Hmmm, now that I think of it, I should buy those necks whenever I see them and do the broth and “pick the bones” thing on a lazy afternoon and freeze it all for a quick pea soup dinner on another night.

Okay, gotta go…time to do some cleaning and organizing. Scary but necessary. If only I were as good at getting housework done as I am at cooking… Where’s the maid?

REALLY easy and yummy summer veggie casserole

I had a smallish zucchini…and tomatoes…. I remembered a really delicious, albeit VERY rich (high fat, etc.) recipe for a summer squash casserole from Frances Moore Lappe’s Recipes for a Small Planet.

Well, all it takes is lots of breadcrumbs and a modest amount of olive oil and grated cheese to turn a bunch of fresh veggies into a totally comfort food creation.

Let’s see…one smallish zucchini, 2 medium tomatoes, about 1/2 medium green pepper, 1 medium onion, 4-5 large mushrooms, and, I also had about 1-2 cups of uncooked broccoli florets leftover in the fridge. Preheat oven to around 350, chop the veggies into one inch or so chunks or slices (a bit smaller for the onion) mix up and put in a casserole dish and drizzle/mix with a few tablespoons of olive oil. Sprinkle with some dried parsley (or whatever you like.) Bake uncovered for around 20-25 minutes until the squash is tender. Mix in a few more tablespoons of olive oil, maybe a cup or more of coarse bread crumbs * and 1/2 cup or so grated cheese (I used cheddar) and then top with more bread crumbs and more grated cheese. Bake for around 10 more minutes or until it looks like you want it to look. You can hold it in a warm oven for a while, too, if your spouse suddenly decides that there are a few more things that HAVE to be done to the sailboat in the backyard before dinner. Don’t ask….

Now, no excuses for the plethora of zucchini and tomatoes in the New England summer! And what a comfort food… for me and my husband, anyway. 🙂 You can vary this by using different combinations of veggies, adding rice or potatoes, and trying different seasonings. Perhaps a touch of vinegar for an Italian essence – or add rice or taters and create a baked curry dish. Um, I don’t think I’d use mushrooms if I went with the curry flavor… hmmm….
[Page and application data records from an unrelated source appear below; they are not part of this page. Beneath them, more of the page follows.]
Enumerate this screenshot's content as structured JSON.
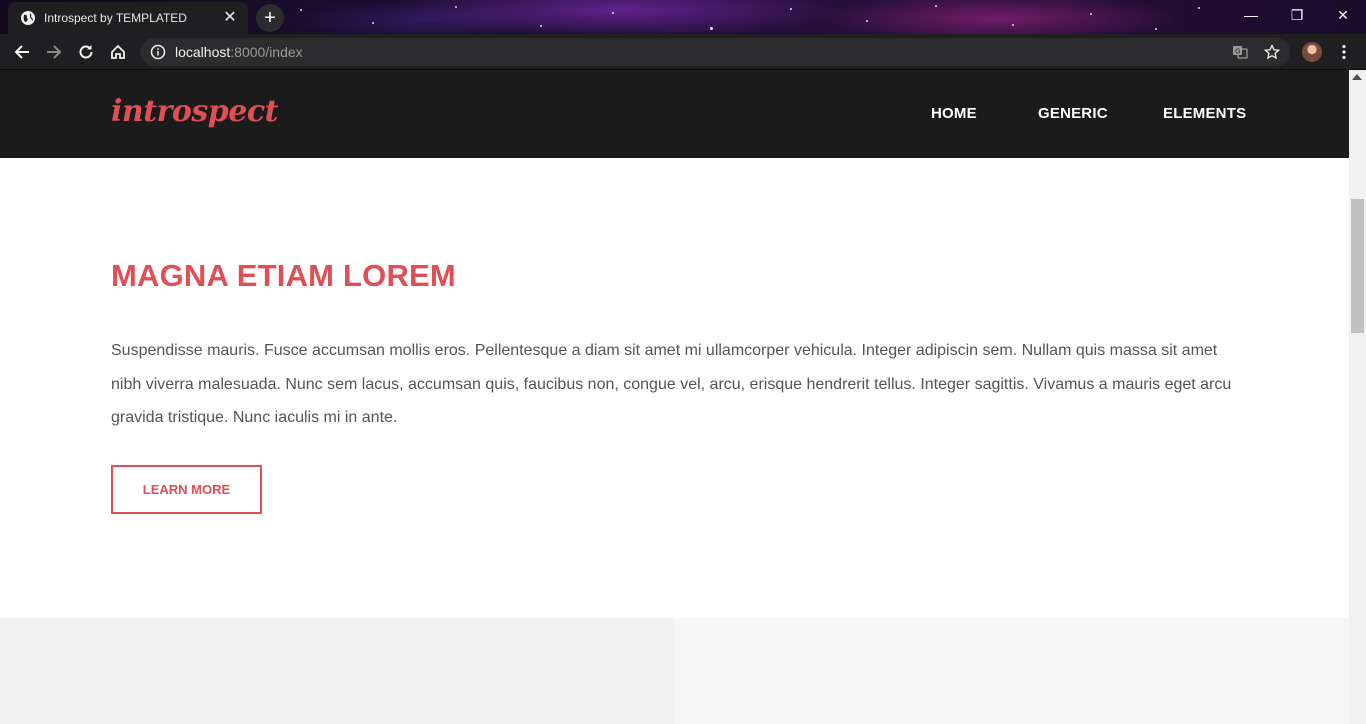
{
  "browser": {
    "tab_title": "Introspect by TEMPLATED",
    "tab_close": "✕",
    "new_tab": "+",
    "url_host": "localhost",
    "url_rest": ":8000/index",
    "window_controls": {
      "minimize": "—",
      "restore": "❐",
      "close": "✕"
    }
  },
  "site": {
    "logo": "introspect",
    "nav": [
      "HOME",
      "GENERIC",
      "ELEMENTS"
    ]
  },
  "banner": {
    "title": "MAGNA ETIAM LOREM",
    "text": "Suspendisse mauris. Fusce accumsan mollis eros. Pellentesque a diam sit amet mi ullamcorper vehicula. Integer adipiscin sem. Nullam quis massa sit amet nibh viverra malesuada. Nunc sem lacus, accumsan quis, faucibus non, congue vel, arcu, erisque hendrerit tellus. Integer sagittis. Vivamus a mauris eget arcu gravida tristique. Nunc iaculis mi in ante.",
    "button": "LEARN MORE"
  },
  "colors": {
    "accent": "#e04f55",
    "header_bg": "#1b1b1b",
    "chrome_bg": "#1f1f21"
  },
  "icons": [
    "globe-icon",
    "back-icon",
    "forward-icon",
    "reload-icon",
    "home-icon",
    "info-icon",
    "translate-icon",
    "star-icon",
    "profile-avatar",
    "menu-icon"
  ]
}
I also pressure cooked some chicken leg/thigh pieces in 2 cups of water and a slight tablespoon of dried oregano. 8 minutes high, 4 minutes natural release, then did the quick release under cold water, opened the cooker, then shut it again to keep it hot until we were ready to eat. I am saving the liquid since it is basically oregano seasoned chicken broth or stock.

I usually serve pressure cooked chicken with butternut squash, but that’s more for fall and winter.

Anyway, the casserole was really tasty.

Oh, I never blogged my first time making homemade minestrone soup this past weekend! Got the basic recipe from the Cook’s Illustrated site (one of my few subscriptions) and went from there. I made a bunch of veggie stock and some chicken stock that day, too. Nothing like a four day weekend to give you time to spend a whole day cooking! I need more four day weekends…

* – the bread crumbs. I actually save ends of bread in a brown paper bag and make my own. For fine, a food processor works pretty well. But, if you want bigger crumbs, just select the dried bread you want (I used all whole wheat for this recipe) from your paper bag, put them in a plastic bag (even the ones they give you for produce work fine – you don’t have to ruin a zip lock for this) and pound with the bottom of a glass (make sure you pick a glass with a totally flat bottom – some indent in the middle of the bottom) until you get the desired consistency. I wanted some big chunks, this time.